▶ **Records for processing**
* * * * * * * * *
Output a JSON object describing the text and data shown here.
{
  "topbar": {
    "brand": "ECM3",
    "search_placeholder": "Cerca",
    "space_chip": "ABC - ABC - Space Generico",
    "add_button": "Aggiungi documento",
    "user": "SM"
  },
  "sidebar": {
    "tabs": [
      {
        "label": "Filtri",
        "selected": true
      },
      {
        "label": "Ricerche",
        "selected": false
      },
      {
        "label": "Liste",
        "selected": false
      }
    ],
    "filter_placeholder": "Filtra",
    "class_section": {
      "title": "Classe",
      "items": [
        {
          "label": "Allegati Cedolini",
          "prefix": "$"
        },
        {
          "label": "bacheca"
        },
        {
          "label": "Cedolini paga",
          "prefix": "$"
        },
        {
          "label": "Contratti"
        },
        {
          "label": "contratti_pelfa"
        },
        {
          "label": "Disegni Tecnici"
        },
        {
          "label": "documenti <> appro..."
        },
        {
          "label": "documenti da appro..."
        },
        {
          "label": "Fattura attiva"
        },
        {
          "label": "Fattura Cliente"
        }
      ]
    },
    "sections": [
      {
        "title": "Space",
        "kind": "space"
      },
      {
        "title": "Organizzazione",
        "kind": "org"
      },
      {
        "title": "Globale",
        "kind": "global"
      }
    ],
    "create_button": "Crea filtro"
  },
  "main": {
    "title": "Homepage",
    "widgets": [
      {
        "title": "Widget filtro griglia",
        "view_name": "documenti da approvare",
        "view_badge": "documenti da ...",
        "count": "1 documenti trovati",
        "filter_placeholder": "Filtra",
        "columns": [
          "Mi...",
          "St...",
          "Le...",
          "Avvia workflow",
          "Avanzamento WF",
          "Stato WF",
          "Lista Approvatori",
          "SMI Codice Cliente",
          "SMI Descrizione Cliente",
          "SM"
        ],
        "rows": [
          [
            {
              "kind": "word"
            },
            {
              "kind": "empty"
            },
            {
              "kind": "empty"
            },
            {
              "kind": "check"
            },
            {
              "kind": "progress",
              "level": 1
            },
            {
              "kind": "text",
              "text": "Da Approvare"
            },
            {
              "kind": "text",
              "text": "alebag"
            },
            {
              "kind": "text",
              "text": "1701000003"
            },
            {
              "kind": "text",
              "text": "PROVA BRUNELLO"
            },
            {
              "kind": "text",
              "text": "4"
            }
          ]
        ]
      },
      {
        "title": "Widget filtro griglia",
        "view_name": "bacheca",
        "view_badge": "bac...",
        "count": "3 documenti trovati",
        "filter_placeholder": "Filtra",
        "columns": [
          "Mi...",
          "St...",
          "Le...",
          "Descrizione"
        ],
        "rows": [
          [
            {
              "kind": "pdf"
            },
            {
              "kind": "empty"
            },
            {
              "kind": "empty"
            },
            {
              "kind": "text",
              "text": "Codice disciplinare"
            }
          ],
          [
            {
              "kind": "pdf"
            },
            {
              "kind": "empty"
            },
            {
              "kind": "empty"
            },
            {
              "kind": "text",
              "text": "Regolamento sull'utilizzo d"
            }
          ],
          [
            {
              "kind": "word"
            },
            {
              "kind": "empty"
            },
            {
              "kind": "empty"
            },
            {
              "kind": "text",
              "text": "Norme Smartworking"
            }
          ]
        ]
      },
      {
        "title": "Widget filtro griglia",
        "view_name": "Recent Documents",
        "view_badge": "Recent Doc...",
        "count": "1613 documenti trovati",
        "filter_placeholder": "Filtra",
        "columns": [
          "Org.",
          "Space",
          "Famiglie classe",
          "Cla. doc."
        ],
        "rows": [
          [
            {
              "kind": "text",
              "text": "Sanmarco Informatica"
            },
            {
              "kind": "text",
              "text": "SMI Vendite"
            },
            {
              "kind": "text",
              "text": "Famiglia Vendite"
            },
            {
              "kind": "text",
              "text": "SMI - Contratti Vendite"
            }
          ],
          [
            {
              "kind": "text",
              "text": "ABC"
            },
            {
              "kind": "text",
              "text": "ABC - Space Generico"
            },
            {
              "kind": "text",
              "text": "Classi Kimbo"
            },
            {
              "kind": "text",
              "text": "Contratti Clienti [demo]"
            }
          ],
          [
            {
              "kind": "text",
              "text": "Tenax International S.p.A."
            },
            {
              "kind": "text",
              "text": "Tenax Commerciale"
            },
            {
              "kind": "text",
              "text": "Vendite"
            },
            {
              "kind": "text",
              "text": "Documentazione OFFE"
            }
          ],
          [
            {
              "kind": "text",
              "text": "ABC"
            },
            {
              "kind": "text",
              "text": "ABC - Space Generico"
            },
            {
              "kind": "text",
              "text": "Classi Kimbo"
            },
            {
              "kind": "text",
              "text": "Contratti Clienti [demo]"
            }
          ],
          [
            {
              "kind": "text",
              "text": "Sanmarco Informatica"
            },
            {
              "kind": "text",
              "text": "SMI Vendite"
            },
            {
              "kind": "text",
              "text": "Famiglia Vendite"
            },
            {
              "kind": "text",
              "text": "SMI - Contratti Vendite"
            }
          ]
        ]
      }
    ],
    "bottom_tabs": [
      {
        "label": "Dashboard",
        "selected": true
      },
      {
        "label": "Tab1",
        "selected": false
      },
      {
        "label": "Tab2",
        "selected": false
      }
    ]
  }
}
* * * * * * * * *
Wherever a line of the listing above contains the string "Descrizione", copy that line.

▶ **Response below**
          "SMI Descrizione Cliente",
          "Descrizione"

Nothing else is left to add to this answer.